Warhammer Underworlds Online (Steel Sky Productions) (opens in new tab)

Yes, I found a Warhammer game. The Age of Sigmar setting has had its own card game for a while, but the turn-based tactics of Underworlds seems like a more apt use of its world of bashy, armored badasses. Underworlds Online is a direct adaptation of a set of skirmish-level tabletop rules, played on a hex grid with deckbuilding to give you a unique set of powers and such. It'll have AI bot matches as well as a one-on-one online mode, and I've got my fingers crossed that it does well enough to make it worth adding a campaign. 

I don't have the time or money to collect and paint a squad of heroes with giant shoulderpads to clonk around a table while rolling special dice, but I'll happily play a digital version if it means I don't have to smell acrylic paint ever again. — Jody Macgregor

Jody Macgregor
Weekend/AU Editor

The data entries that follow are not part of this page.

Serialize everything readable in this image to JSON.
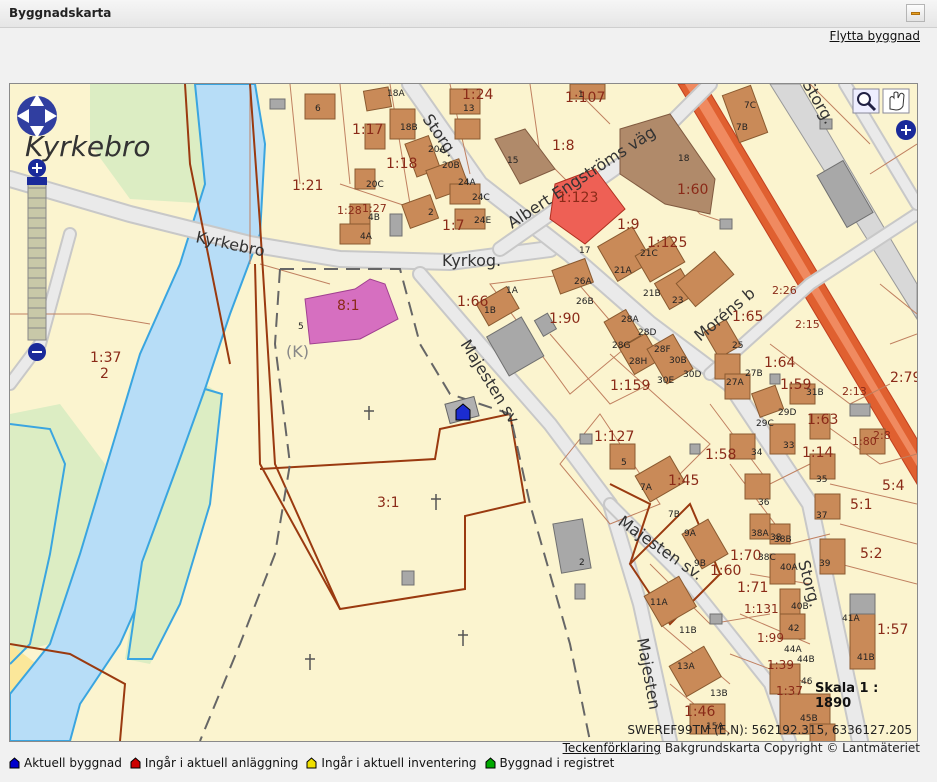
{
  "window": {
    "title": "Byggnadskarta",
    "minimize_icon": "minimize-icon"
  },
  "actions": {
    "move_building": "Flytta byggnad"
  },
  "map": {
    "place_label": "Kyrkebro",
    "roads": [
      "Kyrkebro",
      "Kyrkog.",
      "Storg.",
      "Albert Engströms väg",
      "Majesten sv.",
      "Majesten sv.",
      "Majesten",
      "Moréns b",
      "Storg.",
      "Storg."
    ],
    "parcel_labels": [
      "1:24",
      "1:107",
      "1:17",
      "1:18",
      "1:21",
      "1:8",
      "1:123",
      "1:60",
      "1:9",
      "1:125",
      "1:28",
      "1:27",
      "1:7",
      "1:66",
      "1:90",
      "1:65",
      "1:64",
      "1:59",
      "1:63",
      "1:14",
      "1:80",
      "1:159",
      "1:127",
      "1:58",
      "1:45",
      "1:70",
      "1:71",
      "1:131",
      "1:99",
      "1:39",
      "1:37",
      "1:46",
      "1:60",
      "1:57",
      "1:37",
      "2",
      "8:1",
      "3:1",
      "5:1",
      "5:2",
      "5:4",
      "2:79",
      "2:13",
      "2:15",
      "2:26",
      "2:8"
    ],
    "building_labels": [
      "6",
      "18A",
      "18B",
      "20A",
      "20B",
      "20C",
      "24A",
      "24C",
      "24E",
      "4B",
      "4A",
      "2",
      "13",
      "15",
      "1",
      "18",
      "7C",
      "7B",
      "17",
      "21A",
      "21C",
      "21B",
      "23",
      "26A",
      "26B",
      "1A",
      "1B",
      "28A",
      "28D",
      "28G",
      "28H",
      "28F",
      "30B",
      "30D",
      "30E",
      "25",
      "27B",
      "27A",
      "29D",
      "29C",
      "31B",
      "33",
      "34",
      "35",
      "36",
      "37",
      "38",
      "38A",
      "38B",
      "38C",
      "39",
      "40A",
      "40B",
      "42",
      "44A",
      "44B",
      "45B",
      "46",
      "5",
      "7A",
      "7B",
      "9A",
      "9B",
      "11A",
      "11B",
      "13A",
      "13B",
      "15A",
      "41A",
      "41B",
      "2",
      "5",
      "(K)"
    ],
    "scale_text": "Skala 1 : 1890",
    "coord_text": "SWEREF99TM (E,N): 562192.315, 6336127.205",
    "tools": [
      "zoom-box-icon",
      "pan-hand-icon",
      "expand-plus-icon"
    ],
    "nav": [
      "pan-up-icon",
      "pan-down-icon",
      "pan-left-icon",
      "pan-right-icon",
      "zoom-in-icon",
      "zoom-out-icon"
    ]
  },
  "footer": {
    "legend_link": "Teckenförklaring",
    "copyright": "Bakgrundskarta Copyright © Lantmäteriet"
  },
  "legend": [
    {
      "label": "Aktuell byggnad",
      "color": "#0000cc"
    },
    {
      "label": "Ingår i aktuell anläggning",
      "color": "#cc0000"
    },
    {
      "label": "Ingår i aktuell inventering",
      "color": "#f0e000"
    },
    {
      "label": "Byggnad i registret",
      "color": "#00aa00"
    }
  ]
}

Jody's first computer was a Commodore 64, so he remembers having to use a code wheel to play Pool of Radiance. A former music journalist who interviewed everyone from Giorgio Moroder to Trent Reznor, Jody also co-hosted Australia's first radio show about videogames, Zed Games (opens in new tab). He's written for Rock Paper Shotgun (opens in new tab), The Big Issue, GamesRadar (opens in new tab), Zam (opens in new tab), Glixel (opens in new tab), Five Out of Ten Magazine (opens in new tab), and Playboy.com (opens in new tab), whose cheques with the bunny logo made for fun conversations at the bank. Jody's first article for PC Gamer was about the audio of Alien Isolation, published in 2015, and since then he's written about why Silent Hill belongs on PC, why Recettear: An Item Shop's Tale is the best fantasy shopkeeper tycoon game, and how weird Lost Ark can get. Jody edited PC Gamer Indie from 2017 to 2018, and he eventually lived up to his promise to play every Warhammer videogame.